What needs to be done — Copy every entry below verbatim, except for images.
┄┄┄┄┄┄┄┄┄┄
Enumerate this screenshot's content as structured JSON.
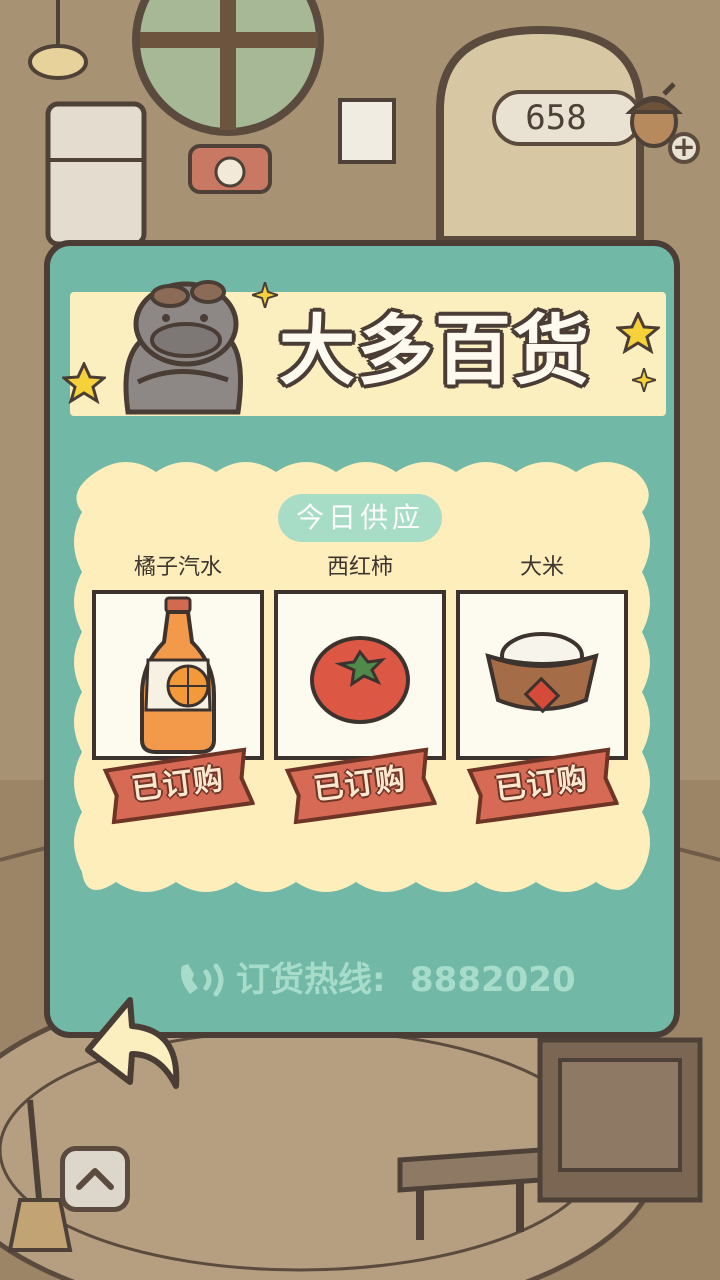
{
  "currency": {
    "amount": "658"
  },
  "shop": {
    "title": "大多百货",
    "supply_header": "今日供应",
    "items": [
      {
        "name": "橘子汽水",
        "icon": "orange-soda-icon",
        "status": "已订购"
      },
      {
        "name": "西红柿",
        "icon": "tomato-icon",
        "status": "已订购"
      },
      {
        "name": "大米",
        "icon": "rice-icon",
        "status": "已订购"
      }
    ],
    "hotline_label": "订货热线:",
    "hotline_number": "8882020"
  },
  "colors": {
    "panel": "#71b8a6",
    "banner": "#fbeebf",
    "supply_box": "#fdeebb",
    "tag": "#d66a55",
    "outline": "#4a3d36"
  }
}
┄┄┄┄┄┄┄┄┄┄
Solution —
Enumerate this screenshot's content as structured JSON.
{
  "currency": {
    "amount": "658"
  },
  "shop": {
    "title": "大多百货",
    "supply_header": "今日供应",
    "items": [
      {
        "name": "橘子汽水",
        "icon": "orange-soda-icon",
        "status": "已订购"
      },
      {
        "name": "西红柿",
        "icon": "tomato-icon",
        "status": "已订购"
      },
      {
        "name": "大米",
        "icon": "rice-icon",
        "status": "已订购"
      }
    ],
    "hotline_label": "订货热线:",
    "hotline_number": "8882020"
  },
  "colors": {
    "panel": "#71b8a6",
    "banner": "#fbeebf",
    "supply_box": "#fdeebb",
    "tag": "#d66a55",
    "outline": "#4a3d36"
  }
}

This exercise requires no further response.